I should, and feel obliged to add, however that the first half alone was just over two hours long. It was with real discipline of concentration that I was able to fully enjoy it to the end of that two hour stint and I should acknowledge that sitting through two hours of singing in a different language with a plot that moved relatively slowly will absolutely not be everyone’s cup of tea. But my wish is to encourage anyone to try this piece out, even if you have never seen an opera before in your life (this is only the second one I have ever seen by the way). There is a helpful and non-abrasive translation displayed above the stage on a caption board (surtitles). I found it useful to glance at if I felt like I was loosing the plot, no pun intended. But generally, and especially in this production the performers do all the hard work for you, making this opera, although long, a very fun and enjoyable experience.

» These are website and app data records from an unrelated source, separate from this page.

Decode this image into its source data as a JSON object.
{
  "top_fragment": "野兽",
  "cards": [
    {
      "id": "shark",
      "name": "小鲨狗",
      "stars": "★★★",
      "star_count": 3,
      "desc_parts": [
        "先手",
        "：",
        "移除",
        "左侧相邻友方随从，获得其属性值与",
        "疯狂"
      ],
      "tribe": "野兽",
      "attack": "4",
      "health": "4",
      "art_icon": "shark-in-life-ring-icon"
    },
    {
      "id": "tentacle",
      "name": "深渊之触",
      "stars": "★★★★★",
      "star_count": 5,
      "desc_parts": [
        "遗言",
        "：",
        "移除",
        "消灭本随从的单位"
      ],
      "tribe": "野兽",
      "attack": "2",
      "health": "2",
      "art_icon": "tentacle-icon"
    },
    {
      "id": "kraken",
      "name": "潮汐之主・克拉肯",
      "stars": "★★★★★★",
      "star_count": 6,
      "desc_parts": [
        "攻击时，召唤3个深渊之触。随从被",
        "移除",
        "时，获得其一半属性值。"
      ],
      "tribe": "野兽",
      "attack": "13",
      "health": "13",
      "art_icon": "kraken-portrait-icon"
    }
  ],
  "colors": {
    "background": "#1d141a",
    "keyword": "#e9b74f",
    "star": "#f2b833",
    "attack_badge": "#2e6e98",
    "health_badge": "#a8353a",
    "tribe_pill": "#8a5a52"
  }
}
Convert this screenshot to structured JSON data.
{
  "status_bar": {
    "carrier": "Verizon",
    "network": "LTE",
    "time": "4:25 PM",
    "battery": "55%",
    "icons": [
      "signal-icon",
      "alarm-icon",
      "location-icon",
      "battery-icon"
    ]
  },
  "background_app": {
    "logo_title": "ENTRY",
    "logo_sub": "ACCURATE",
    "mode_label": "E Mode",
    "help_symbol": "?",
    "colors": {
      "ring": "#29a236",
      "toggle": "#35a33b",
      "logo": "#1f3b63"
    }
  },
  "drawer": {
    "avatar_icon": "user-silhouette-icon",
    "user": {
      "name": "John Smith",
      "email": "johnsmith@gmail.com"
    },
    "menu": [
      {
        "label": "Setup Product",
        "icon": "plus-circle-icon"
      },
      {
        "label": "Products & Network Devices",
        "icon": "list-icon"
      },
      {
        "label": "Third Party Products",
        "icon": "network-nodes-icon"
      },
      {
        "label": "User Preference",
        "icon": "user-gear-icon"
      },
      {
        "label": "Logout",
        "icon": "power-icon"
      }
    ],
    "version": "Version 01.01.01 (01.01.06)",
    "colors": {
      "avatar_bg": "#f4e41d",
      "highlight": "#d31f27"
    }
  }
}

Vito Priante is glorious as the title role of the barber, Figaro. Both his tone and visual projection are magnificent and his humour and cheek is superb. Javier Camarena makes a glorious debut at the Royal Opera House as the Count, reviving the role he previously sung for the Metropolitan Opera in New York. His voice is almost unearthly, and with a residual power that resonates around the whole hall – it was stunning, stunning work. Daniela Mack again makes her debut at the Royal Opera House and is charming, cheeky and astute in her role of Rosina. It is another transfixing and powerful vocal delivery, made seamlessly and effortlessly by this exceptionally talented young woman.
It was a delightful evening of joy, laughter, surprises and so importantly spectacular music and drama. The atmosphere was electric and the orchestra, incredibly conducted by Henrik Nánási was simply perfection. Whether you are a first time opera viewer or a seasoned professional this is not a production to miss. It is a classic done wonderfully and I would question anyone who might say, with sincerity, that they did not enjoy it.
Il barbiere di Siviglia is playing the Royal Opera House until 11 October. For more information and tickets, see the Royal Opera House website.
Photo: Mark Douet